Type the entries out once more. Match them exactly.

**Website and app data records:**
——

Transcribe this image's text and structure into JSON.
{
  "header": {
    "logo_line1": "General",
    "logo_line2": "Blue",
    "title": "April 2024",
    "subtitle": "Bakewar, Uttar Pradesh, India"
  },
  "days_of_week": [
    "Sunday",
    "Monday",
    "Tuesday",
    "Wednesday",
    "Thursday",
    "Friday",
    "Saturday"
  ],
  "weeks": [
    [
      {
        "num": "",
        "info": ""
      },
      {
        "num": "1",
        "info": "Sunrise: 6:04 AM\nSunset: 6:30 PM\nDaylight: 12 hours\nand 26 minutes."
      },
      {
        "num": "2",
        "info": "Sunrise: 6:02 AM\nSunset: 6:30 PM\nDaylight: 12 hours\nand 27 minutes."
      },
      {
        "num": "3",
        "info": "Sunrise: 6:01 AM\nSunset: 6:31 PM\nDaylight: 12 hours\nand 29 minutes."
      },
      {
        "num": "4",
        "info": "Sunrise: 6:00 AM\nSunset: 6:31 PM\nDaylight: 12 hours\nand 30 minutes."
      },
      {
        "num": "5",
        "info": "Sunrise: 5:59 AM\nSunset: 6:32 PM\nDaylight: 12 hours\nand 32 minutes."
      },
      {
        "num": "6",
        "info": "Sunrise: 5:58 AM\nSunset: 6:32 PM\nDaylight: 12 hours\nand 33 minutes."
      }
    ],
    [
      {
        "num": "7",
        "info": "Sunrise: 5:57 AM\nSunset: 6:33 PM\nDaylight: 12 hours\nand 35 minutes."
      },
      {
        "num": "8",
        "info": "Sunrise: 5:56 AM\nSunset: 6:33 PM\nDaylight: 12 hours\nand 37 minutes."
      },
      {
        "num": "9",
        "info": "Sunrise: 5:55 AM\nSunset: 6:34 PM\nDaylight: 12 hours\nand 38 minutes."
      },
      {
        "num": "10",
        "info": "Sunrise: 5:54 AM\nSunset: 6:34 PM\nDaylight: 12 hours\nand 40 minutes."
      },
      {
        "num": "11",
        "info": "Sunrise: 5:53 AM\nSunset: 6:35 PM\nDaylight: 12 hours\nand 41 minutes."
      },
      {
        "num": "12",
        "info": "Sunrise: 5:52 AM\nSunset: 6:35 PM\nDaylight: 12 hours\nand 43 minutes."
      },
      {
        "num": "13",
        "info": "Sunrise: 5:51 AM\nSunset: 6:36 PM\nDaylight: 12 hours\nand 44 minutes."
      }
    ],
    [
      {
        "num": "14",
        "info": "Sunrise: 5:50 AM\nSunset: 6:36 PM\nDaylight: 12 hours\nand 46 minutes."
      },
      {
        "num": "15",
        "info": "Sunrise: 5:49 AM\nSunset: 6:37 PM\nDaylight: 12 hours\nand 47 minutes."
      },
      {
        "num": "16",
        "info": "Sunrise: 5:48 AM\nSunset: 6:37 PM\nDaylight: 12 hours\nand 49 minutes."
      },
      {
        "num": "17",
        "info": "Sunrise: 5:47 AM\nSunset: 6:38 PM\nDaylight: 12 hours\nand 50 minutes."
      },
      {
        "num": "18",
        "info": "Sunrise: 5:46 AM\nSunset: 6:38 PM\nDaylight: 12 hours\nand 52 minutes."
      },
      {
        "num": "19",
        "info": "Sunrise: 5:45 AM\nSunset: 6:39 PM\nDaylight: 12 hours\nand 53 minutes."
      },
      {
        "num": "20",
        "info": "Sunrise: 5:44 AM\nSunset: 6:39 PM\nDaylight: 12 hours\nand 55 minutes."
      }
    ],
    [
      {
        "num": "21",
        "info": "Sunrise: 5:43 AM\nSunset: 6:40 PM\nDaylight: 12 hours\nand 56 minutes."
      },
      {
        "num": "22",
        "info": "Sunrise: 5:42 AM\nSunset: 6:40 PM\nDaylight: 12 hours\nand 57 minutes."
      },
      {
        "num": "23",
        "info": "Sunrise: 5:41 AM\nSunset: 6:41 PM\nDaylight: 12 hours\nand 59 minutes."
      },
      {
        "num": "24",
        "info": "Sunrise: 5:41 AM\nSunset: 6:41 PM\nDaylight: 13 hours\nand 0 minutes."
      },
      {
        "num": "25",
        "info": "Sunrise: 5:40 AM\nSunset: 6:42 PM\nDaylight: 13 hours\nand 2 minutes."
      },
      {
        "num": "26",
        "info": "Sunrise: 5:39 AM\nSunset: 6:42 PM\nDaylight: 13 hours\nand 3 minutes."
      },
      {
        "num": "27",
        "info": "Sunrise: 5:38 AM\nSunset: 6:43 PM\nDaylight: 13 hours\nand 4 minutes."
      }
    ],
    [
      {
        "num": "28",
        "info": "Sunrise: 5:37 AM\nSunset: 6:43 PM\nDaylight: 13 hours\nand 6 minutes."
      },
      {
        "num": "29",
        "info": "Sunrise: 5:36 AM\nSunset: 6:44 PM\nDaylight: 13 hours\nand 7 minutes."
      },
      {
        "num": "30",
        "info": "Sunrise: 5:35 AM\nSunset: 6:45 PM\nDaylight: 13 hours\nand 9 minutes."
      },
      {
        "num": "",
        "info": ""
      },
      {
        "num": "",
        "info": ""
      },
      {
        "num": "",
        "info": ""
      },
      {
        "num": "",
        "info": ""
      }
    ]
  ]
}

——

**Solution to the problem:**
Transcribe this image's text and structure into JSON.
{
  "header": {
    "logo_line1": "General",
    "logo_line2": "Blue",
    "title": "April 2024",
    "subtitle": "Bakewar, Uttar Pradesh, India"
  },
  "days_of_week": [
    "Sunday",
    "Monday",
    "Tuesday",
    "Wednesday",
    "Thursday",
    "Friday",
    "Saturday"
  ],
  "weeks": [
    [
      {
        "num": "",
        "info": ""
      },
      {
        "num": "1",
        "info": "Sunrise: 6:04 AM\nSunset: 6:30 PM\nDaylight: 12 hours\nand 26 minutes."
      },
      {
        "num": "2",
        "info": "Sunrise: 6:02 AM\nSunset: 6:30 PM\nDaylight: 12 hours\nand 27 minutes."
      },
      {
        "num": "3",
        "info": "Sunrise: 6:01 AM\nSunset: 6:31 PM\nDaylight: 12 hours\nand 29 minutes."
      },
      {
        "num": "4",
        "info": "Sunrise: 6:00 AM\nSunset: 6:31 PM\nDaylight: 12 hours\nand 30 minutes."
      },
      {
        "num": "5",
        "info": "Sunrise: 5:59 AM\nSunset: 6:32 PM\nDaylight: 12 hours\nand 32 minutes."
      },
      {
        "num": "6",
        "info": "Sunrise: 5:58 AM\nSunset: 6:32 PM\nDaylight: 12 hours\nand 33 minutes."
      }
    ],
    [
      {
        "num": "7",
        "info": "Sunrise: 5:57 AM\nSunset: 6:33 PM\nDaylight: 12 hours\nand 35 minutes."
      },
      {
        "num": "8",
        "info": "Sunrise: 5:56 AM\nSunset: 6:33 PM\nDaylight: 12 hours\nand 37 minutes."
      },
      {
        "num": "9",
        "info": "Sunrise: 5:55 AM\nSunset: 6:34 PM\nDaylight: 12 hours\nand 38 minutes."
      },
      {
        "num": "10",
        "info": "Sunrise: 5:54 AM\nSunset: 6:34 PM\nDaylight: 12 hours\nand 40 minutes."
      },
      {
        "num": "11",
        "info": "Sunrise: 5:53 AM\nSunset: 6:35 PM\nDaylight: 12 hours\nand 41 minutes."
      },
      {
        "num": "12",
        "info": "Sunrise: 5:52 AM\nSunset: 6:35 PM\nDaylight: 12 hours\nand 43 minutes."
      },
      {
        "num": "13",
        "info": "Sunrise: 5:51 AM\nSunset: 6:36 PM\nDaylight: 12 hours\nand 44 minutes."
      }
    ],
    [
      {
        "num": "14",
        "info": "Sunrise: 5:50 AM\nSunset: 6:36 PM\nDaylight: 12 hours\nand 46 minutes."
      },
      {
        "num": "15",
        "info": "Sunrise: 5:49 AM\nSunset: 6:37 PM\nDaylight: 12 hours\nand 47 minutes."
      },
      {
        "num": "16",
        "info": "Sunrise: 5:48 AM\nSunset: 6:37 PM\nDaylight: 12 hours\nand 49 minutes."
      },
      {
        "num": "17",
        "info": "Sunrise: 5:47 AM\nSunset: 6:38 PM\nDaylight: 12 hours\nand 50 minutes."
      },
      {
        "num": "18",
        "info": "Sunrise: 5:46 AM\nSunset: 6:38 PM\nDaylight: 12 hours\nand 52 minutes."
      },
      {
        "num": "19",
        "info": "Sunrise: 5:45 AM\nSunset: 6:39 PM\nDaylight: 12 hours\nand 53 minutes."
      },
      {
        "num": "20",
        "info": "Sunrise: 5:44 AM\nSunset: 6:39 PM\nDaylight: 12 hours\nand 55 minutes."
      }
    ],
    [
      {
        "num": "21",
        "info": "Sunrise: 5:43 AM\nSunset: 6:40 PM\nDaylight: 12 hours\nand 56 minutes."
      },
      {
        "num": "22",
        "info": "Sunrise: 5:42 AM\nSunset: 6:40 PM\nDaylight: 12 hours\nand 57 minutes."
      },
      {
        "num": "23",
        "info": "Sunrise: 5:41 AM\nSunset: 6:41 PM\nDaylight: 12 hours\nand 59 minutes."
      },
      {
        "num": "24",
        "info": "Sunrise: 5:41 AM\nSunset: 6:41 PM\nDaylight: 13 hours\nand 0 minutes."
      },
      {
        "num": "25",
        "info": "Sunrise: 5:40 AM\nSunset: 6:42 PM\nDaylight: 13 hours\nand 2 minutes."
      },
      {
        "num": "26",
        "info": "Sunrise: 5:39 AM\nSunset: 6:42 PM\nDaylight: 13 hours\nand 3 minutes."
      },
      {
        "num": "27",
        "info": "Sunrise: 5:38 AM\nSunset: 6:43 PM\nDaylight: 13 hours\nand 4 minutes."
      }
    ],
    [
      {
        "num": "28",
        "info": "Sunrise: 5:37 AM\nSunset: 6:43 PM\nDaylight: 13 hours\nand 6 minutes."
      },
      {
        "num": "29",
        "info": "Sunrise: 5:36 AM\nSunset: 6:44 PM\nDaylight: 13 hours\nand 7 minutes."
      },
      {
        "num": "30",
        "info": "Sunrise: 5:35 AM\nSunset: 6:45 PM\nDaylight: 13 hours\nand 9 minutes."
      },
      {
        "num": "",
        "info": ""
      },
      {
        "num": "",
        "info": ""
      },
      {
        "num": "",
        "info": ""
      },
      {
        "num": "",
        "info": ""
      }
    ]
  ]
}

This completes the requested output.